Resistance welding RW
Electric resistance welding (Resistance Welding or RW in AWS terminology) is a welding process in which the heat required to bring the surfaces to be welded to forging or melting temperature is provided by electrical resistance, by passing a current through the area to be joined. The welding is done without filler material. Resistance welding, compared to arc welding, has the advantage of having less severe heat cycles, having a heated zone which is significantly more reduced than that of arc welding. On the other hand, resistance welding can only be performed on limited thicknesses (generally less than 3 mm, although with parameters and electrodes designed in a special way you can reach 6 mm) and requires a specific and very expensive process to provide continuous joints (disk electrodes). By using electric resistance welding, you can achieve both overlapping joints, in which welding is limited to small portions of the overlapping surfaces, as well as butt joints, in which the weld extends along the entire surface contact of the parts.
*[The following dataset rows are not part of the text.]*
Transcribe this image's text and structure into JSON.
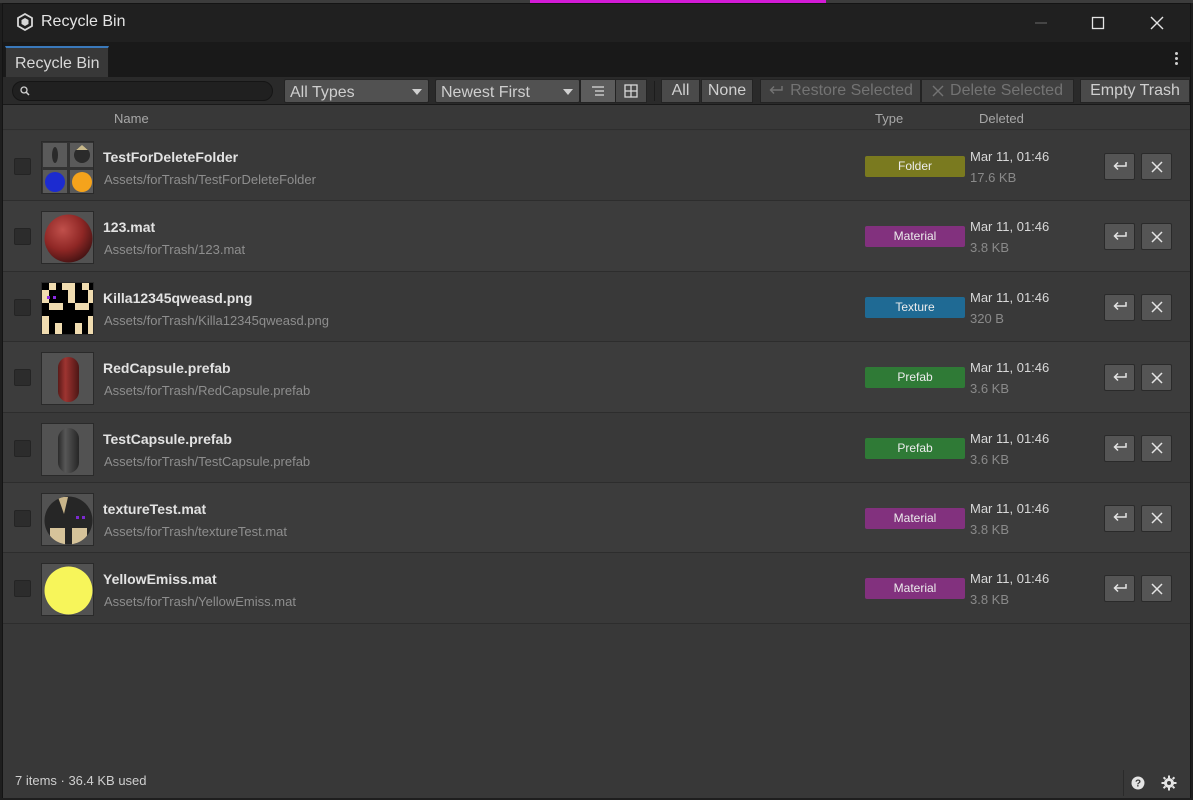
{
  "window": {
    "title": "Recycle Bin"
  },
  "tab": {
    "label": "Recycle Bin"
  },
  "toolbar": {
    "search_value": "",
    "type_filter": "All Types",
    "sort_order": "Newest First",
    "all_label": "All",
    "none_label": "None",
    "restore_selected_label": "Restore Selected",
    "delete_selected_label": "Delete Selected",
    "empty_trash_label": "Empty Trash"
  },
  "columns": {
    "name": "Name",
    "type": "Type",
    "deleted": "Deleted"
  },
  "type_colors": {
    "Folder": "#7a7a1f",
    "Material": "#82317e",
    "Texture": "#1f6a94",
    "Prefab": "#2f7a36"
  },
  "items": [
    {
      "name": "TestForDeleteFolder",
      "path": "Assets/forTrash/TestForDeleteFolder",
      "type": "Folder",
      "deleted": "Mar 11, 01:46",
      "size": "17.6 KB",
      "thumbnail": "folder-preview-grid"
    },
    {
      "name": "123.mat",
      "path": "Assets/forTrash/123.mat",
      "type": "Material",
      "deleted": "Mar 11, 01:46",
      "size": "3.8 KB",
      "thumbnail": "red-sphere"
    },
    {
      "name": "Killa12345qweasd.png",
      "path": "Assets/forTrash/Killa12345qweasd.png",
      "type": "Texture",
      "deleted": "Mar 11, 01:46",
      "size": "320 B",
      "thumbnail": "pixel-face-texture"
    },
    {
      "name": "RedCapsule.prefab",
      "path": "Assets/forTrash/RedCapsule.prefab",
      "type": "Prefab",
      "deleted": "Mar 11, 01:46",
      "size": "3.6 KB",
      "thumbnail": "red-capsule"
    },
    {
      "name": "TestCapsule.prefab",
      "path": "Assets/forTrash/TestCapsule.prefab",
      "type": "Prefab",
      "deleted": "Mar 11, 01:46",
      "size": "3.6 KB",
      "thumbnail": "gray-capsule"
    },
    {
      "name": "textureTest.mat",
      "path": "Assets/forTrash/textureTest.mat",
      "type": "Material",
      "deleted": "Mar 11, 01:46",
      "size": "3.8 KB",
      "thumbnail": "textured-sphere"
    },
    {
      "name": "YellowEmiss.mat",
      "path": "Assets/forTrash/YellowEmiss.mat",
      "type": "Material",
      "deleted": "Mar 11, 01:46",
      "size": "3.8 KB",
      "thumbnail": "yellow-sphere"
    }
  ],
  "status": {
    "text": "7 items  ·  36.4 KB used"
  }
}
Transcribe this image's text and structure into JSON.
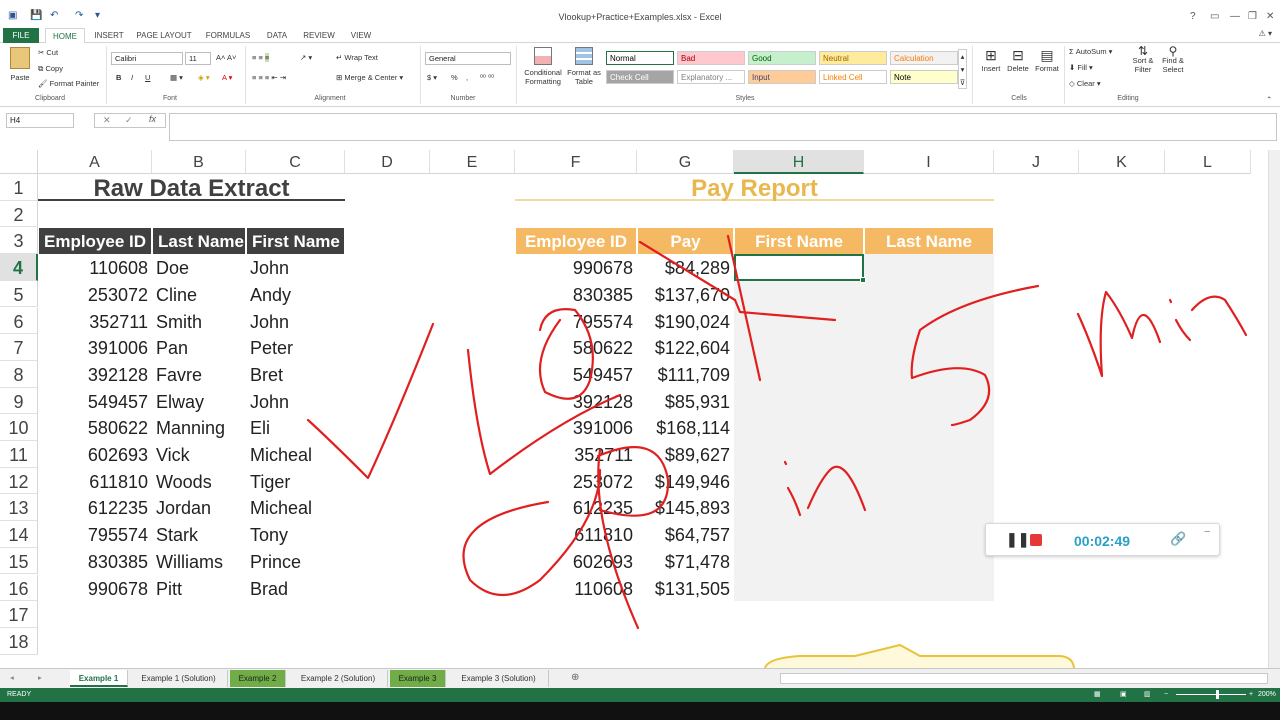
{
  "window": {
    "title": "Vlookup+Practice+Examples.xlsx - Excel",
    "controls": [
      "?",
      "▭",
      "—",
      "❐",
      "✕"
    ]
  },
  "tabs": [
    "FILE",
    "HOME",
    "INSERT",
    "PAGE LAYOUT",
    "FORMULAS",
    "DATA",
    "REVIEW",
    "VIEW"
  ],
  "ribbon": {
    "clipboard": {
      "paste": "Paste",
      "cut": "Cut",
      "copy": "Copy",
      "format_painter": "Format Painter",
      "label": "Clipboard"
    },
    "font": {
      "name": "Calibri",
      "size": "11",
      "bold": "B",
      "italic": "I",
      "underline": "U",
      "label": "Font"
    },
    "alignment": {
      "wrap": "Wrap Text",
      "merge": "Merge & Center",
      "label": "Alignment"
    },
    "number": {
      "format": "General",
      "currency": "$",
      "percent": "%",
      "comma": ",",
      "label": "Number"
    },
    "styles": {
      "conditional": "Conditional Formatting",
      "format_as_table": "Format as Table",
      "cells": [
        {
          "name": "Normal",
          "bg": "#ffffff",
          "fg": "#000000"
        },
        {
          "name": "Bad",
          "bg": "#ffc7ce",
          "fg": "#9c0006"
        },
        {
          "name": "Good",
          "bg": "#c6efce",
          "fg": "#006100"
        },
        {
          "name": "Neutral",
          "bg": "#ffeb9c",
          "fg": "#9c6500"
        },
        {
          "name": "Calculation",
          "bg": "#f2f2f2",
          "fg": "#fa7d00"
        },
        {
          "name": "Check Cell",
          "bg": "#a5a5a5",
          "fg": "#ffffff"
        },
        {
          "name": "Explanatory ...",
          "bg": "#ffffff",
          "fg": "#7f7f7f"
        },
        {
          "name": "Input",
          "bg": "#ffcc99",
          "fg": "#3f3f76"
        },
        {
          "name": "Linked Cell",
          "bg": "#ffffff",
          "fg": "#fa7d00"
        },
        {
          "name": "Note",
          "bg": "#ffffcc",
          "fg": "#000000"
        }
      ],
      "label": "Styles"
    },
    "cells": {
      "insert": "Insert",
      "delete": "Delete",
      "format": "Format",
      "label": "Cells"
    },
    "editing": {
      "autosum": "AutoSum",
      "fill": "Fill",
      "clear": "Clear",
      "sort": "Sort & Filter",
      "find": "Find & Select",
      "label": "Editing"
    }
  },
  "formula_bar": {
    "name_box": "H4",
    "formula": ""
  },
  "columns": [
    "A",
    "B",
    "C",
    "D",
    "E",
    "F",
    "G",
    "H",
    "I",
    "J",
    "K",
    "L"
  ],
  "rows": [
    "1",
    "2",
    "3",
    "4",
    "5",
    "6",
    "7",
    "8",
    "9",
    "10",
    "11",
    "12",
    "13",
    "14",
    "15",
    "16",
    "17",
    "18"
  ],
  "raw_data": {
    "title": "Raw Data Extract",
    "headers": [
      "Employee ID",
      "Last Name",
      "First Name"
    ],
    "records": [
      [
        "110608",
        "Doe",
        "John"
      ],
      [
        "253072",
        "Cline",
        "Andy"
      ],
      [
        "352711",
        "Smith",
        "John"
      ],
      [
        "391006",
        "Pan",
        "Peter"
      ],
      [
        "392128",
        "Favre",
        "Bret"
      ],
      [
        "549457",
        "Elway",
        "John"
      ],
      [
        "580622",
        "Manning",
        "Eli"
      ],
      [
        "602693",
        "Vick",
        "Micheal"
      ],
      [
        "611810",
        "Woods",
        "Tiger"
      ],
      [
        "612235",
        "Jordan",
        "Micheal"
      ],
      [
        "795574",
        "Stark",
        "Tony"
      ],
      [
        "830385",
        "Williams",
        "Prince"
      ],
      [
        "990678",
        "Pitt",
        "Brad"
      ]
    ]
  },
  "pay_report": {
    "title": "Pay Report",
    "headers": [
      "Employee ID",
      "Pay",
      "First Name",
      "Last Name"
    ],
    "records": [
      [
        "990678",
        "$84,289"
      ],
      [
        "830385",
        "$137,670"
      ],
      [
        "795574",
        "$190,024"
      ],
      [
        "580622",
        "$122,604"
      ],
      [
        "549457",
        "$111,709"
      ],
      [
        "392128",
        "$85,931"
      ],
      [
        "391006",
        "$168,114"
      ],
      [
        "352711",
        "$89,627"
      ],
      [
        "253072",
        "$149,946"
      ],
      [
        "612235",
        "$145,893"
      ],
      [
        "611810",
        "$64,757"
      ],
      [
        "602693",
        "$71,478"
      ],
      [
        "110608",
        "$131,505"
      ]
    ]
  },
  "sheets": [
    {
      "name": "Example 1",
      "state": "active"
    },
    {
      "name": "Example 1 (Solution)",
      "state": "normal"
    },
    {
      "name": "Example 2",
      "state": "green"
    },
    {
      "name": "Example 2 (Solution)",
      "state": "normal"
    },
    {
      "name": "Example 3",
      "state": "green"
    },
    {
      "name": "Example 3 (Solution)",
      "state": "normal"
    }
  ],
  "status": {
    "ready": "READY",
    "zoom": "200%"
  },
  "recorder": {
    "time": "00:02:49"
  },
  "colors": {
    "dark_header": "#404040",
    "gold_header": "#f4b962",
    "gold_title": "#e8b84e",
    "excel_green": "#217346",
    "ink": "#e02020"
  }
}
Resistance welding is used on a wide range of applications, on carbon steels, galvanized sheets, stainless steels, aluminum alloys, copper alloys and titanium.